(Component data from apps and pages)
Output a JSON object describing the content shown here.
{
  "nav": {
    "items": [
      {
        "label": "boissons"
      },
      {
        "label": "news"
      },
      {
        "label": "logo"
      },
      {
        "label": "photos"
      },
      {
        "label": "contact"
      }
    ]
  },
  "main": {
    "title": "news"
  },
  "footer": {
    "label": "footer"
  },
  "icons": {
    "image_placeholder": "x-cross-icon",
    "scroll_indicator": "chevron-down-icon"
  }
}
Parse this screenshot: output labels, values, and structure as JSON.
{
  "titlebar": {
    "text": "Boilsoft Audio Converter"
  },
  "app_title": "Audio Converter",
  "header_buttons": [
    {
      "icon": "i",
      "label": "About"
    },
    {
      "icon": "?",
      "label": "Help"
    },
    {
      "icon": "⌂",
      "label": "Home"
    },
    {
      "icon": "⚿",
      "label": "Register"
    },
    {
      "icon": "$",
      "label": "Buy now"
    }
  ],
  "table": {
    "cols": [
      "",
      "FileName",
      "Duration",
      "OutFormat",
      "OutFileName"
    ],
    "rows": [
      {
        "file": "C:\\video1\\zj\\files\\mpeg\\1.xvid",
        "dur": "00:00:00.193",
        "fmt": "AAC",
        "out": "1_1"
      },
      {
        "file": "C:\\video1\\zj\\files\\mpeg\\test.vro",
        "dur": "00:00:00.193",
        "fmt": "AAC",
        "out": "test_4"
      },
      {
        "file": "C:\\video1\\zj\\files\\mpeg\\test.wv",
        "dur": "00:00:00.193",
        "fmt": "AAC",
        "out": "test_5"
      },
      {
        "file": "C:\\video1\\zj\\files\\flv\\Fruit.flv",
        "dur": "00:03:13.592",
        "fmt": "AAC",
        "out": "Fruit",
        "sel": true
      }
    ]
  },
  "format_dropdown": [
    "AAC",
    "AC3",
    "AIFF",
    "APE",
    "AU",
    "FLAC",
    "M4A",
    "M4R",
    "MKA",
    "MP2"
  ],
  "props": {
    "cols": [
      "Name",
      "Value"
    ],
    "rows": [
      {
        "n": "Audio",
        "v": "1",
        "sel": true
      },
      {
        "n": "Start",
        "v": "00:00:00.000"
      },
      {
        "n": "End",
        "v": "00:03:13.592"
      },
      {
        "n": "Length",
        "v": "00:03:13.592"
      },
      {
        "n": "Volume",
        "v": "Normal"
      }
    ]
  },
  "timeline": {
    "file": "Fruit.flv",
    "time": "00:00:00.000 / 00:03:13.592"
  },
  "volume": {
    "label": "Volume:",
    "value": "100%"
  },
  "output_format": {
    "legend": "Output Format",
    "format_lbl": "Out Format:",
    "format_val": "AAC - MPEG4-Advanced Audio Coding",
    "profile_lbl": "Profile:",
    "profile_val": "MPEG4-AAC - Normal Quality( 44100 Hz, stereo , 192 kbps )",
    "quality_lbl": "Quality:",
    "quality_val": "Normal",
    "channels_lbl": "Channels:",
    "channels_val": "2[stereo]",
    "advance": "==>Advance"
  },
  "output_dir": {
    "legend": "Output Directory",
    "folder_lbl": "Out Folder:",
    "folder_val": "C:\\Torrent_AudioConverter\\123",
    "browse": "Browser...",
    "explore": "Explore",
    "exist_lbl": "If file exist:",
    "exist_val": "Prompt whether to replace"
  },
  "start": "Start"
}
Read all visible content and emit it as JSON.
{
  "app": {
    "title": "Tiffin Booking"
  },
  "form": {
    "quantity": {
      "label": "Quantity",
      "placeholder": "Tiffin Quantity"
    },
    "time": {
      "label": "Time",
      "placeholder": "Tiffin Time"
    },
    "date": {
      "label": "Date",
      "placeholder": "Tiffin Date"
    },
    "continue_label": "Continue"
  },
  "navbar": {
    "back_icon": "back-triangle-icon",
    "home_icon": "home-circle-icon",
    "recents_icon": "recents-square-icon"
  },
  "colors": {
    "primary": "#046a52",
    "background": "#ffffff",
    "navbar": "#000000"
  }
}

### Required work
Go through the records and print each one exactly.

### Answer section
Output a JSON object describing the content shown here.
{
  "nav": {
    "items": [
      {
        "label": "boissons"
      },
      {
        "label": "news"
      },
      {
        "label": "logo"
      },
      {
        "label": "photos"
      },
      {
        "label": "contact"
      }
    ]
  },
  "main": {
    "title": "news"
  },
  "footer": {
    "label": "footer"
  },
  "icons": {
    "image_placeholder": "x-cross-icon",
    "scroll_indicator": "chevron-down-icon"
  }
}
Parse this screenshot: output labels, values, and structure as JSON.
{
  "titlebar": {
    "text": "Boilsoft Audio Converter"
  },
  "app_title": "Audio Converter",
  "header_buttons": [
    {
      "icon": "i",
      "label": "About"
    },
    {
      "icon": "?",
      "label": "Help"
    },
    {
      "icon": "⌂",
      "label": "Home"
    },
    {
      "icon": "⚿",
      "label": "Register"
    },
    {
      "icon": "$",
      "label": "Buy now"
    }
  ],
  "table": {
    "cols": [
      "",
      "FileName",
      "Duration",
      "OutFormat",
      "OutFileName"
    ],
    "rows": [
      {
        "file": "C:\\video1\\zj\\files\\mpeg\\1.xvid",
        "dur": "00:00:00.193",
        "fmt": "AAC",
        "out": "1_1"
      },
      {
        "file": "C:\\video1\\zj\\files\\mpeg\\test.vro",
        "dur": "00:00:00.193",
        "fmt": "AAC",
        "out": "test_4"
      },
      {
        "file": "C:\\video1\\zj\\files\\mpeg\\test.wv",
        "dur": "00:00:00.193",
        "fmt": "AAC",
        "out": "test_5"
      },
      {
        "file": "C:\\video1\\zj\\files\\flv\\Fruit.flv",
        "dur": "00:03:13.592",
        "fmt": "AAC",
        "out": "Fruit",
        "sel": true
      }
    ]
  },
  "format_dropdown": [
    "AAC",
    "AC3",
    "AIFF",
    "APE",
    "AU",
    "FLAC",
    "M4A",
    "M4R",
    "MKA",
    "MP2"
  ],
  "props": {
    "cols": [
      "Name",
      "Value"
    ],
    "rows": [
      {
        "n": "Audio",
        "v": "1",
        "sel": true
      },
      {
        "n": "Start",
        "v": "00:00:00.000"
      },
      {
        "n": "End",
        "v": "00:03:13.592"
      },
      {
        "n": "Length",
        "v": "00:03:13.592"
      },
      {
        "n": "Volume",
        "v": "Normal"
      }
    ]
  },
  "timeline": {
    "file": "Fruit.flv",
    "time": "00:00:00.000 / 00:03:13.592"
  },
  "volume": {
    "label": "Volume:",
    "value": "100%"
  },
  "output_format": {
    "legend": "Output Format",
    "format_lbl": "Out Format:",
    "format_val": "AAC - MPEG4-Advanced Audio Coding",
    "profile_lbl": "Profile:",
    "profile_val": "MPEG4-AAC - Normal Quality( 44100 Hz, stereo , 192 kbps )",
    "quality_lbl": "Quality:",
    "quality_val": "Normal",
    "channels_lbl": "Channels:",
    "channels_val": "2[stereo]",
    "advance": "==>Advance"
  },
  "output_dir": {
    "legend": "Output Directory",
    "folder_lbl": "Out Folder:",
    "folder_val": "C:\\Torrent_AudioConverter\\123",
    "browse": "Browser...",
    "explore": "Explore",
    "exist_lbl": "If file exist:",
    "exist_val": "Prompt whether to replace"
  },
  "start": "Start"
}
Read all visible content and emit it as JSON.
{
  "app": {
    "title": "Tiffin Booking"
  },
  "form": {
    "quantity": {
      "label": "Quantity",
      "placeholder": "Tiffin Quantity"
    },
    "time": {
      "label": "Time",
      "placeholder": "Tiffin Time"
    },
    "date": {
      "label": "Date",
      "placeholder": "Tiffin Date"
    },
    "continue_label": "Continue"
  },
  "navbar": {
    "back_icon": "back-triangle-icon",
    "home_icon": "home-circle-icon",
    "recents_icon": "recents-square-icon"
  },
  "colors": {
    "primary": "#046a52",
    "background": "#ffffff",
    "navbar": "#000000"
  }
}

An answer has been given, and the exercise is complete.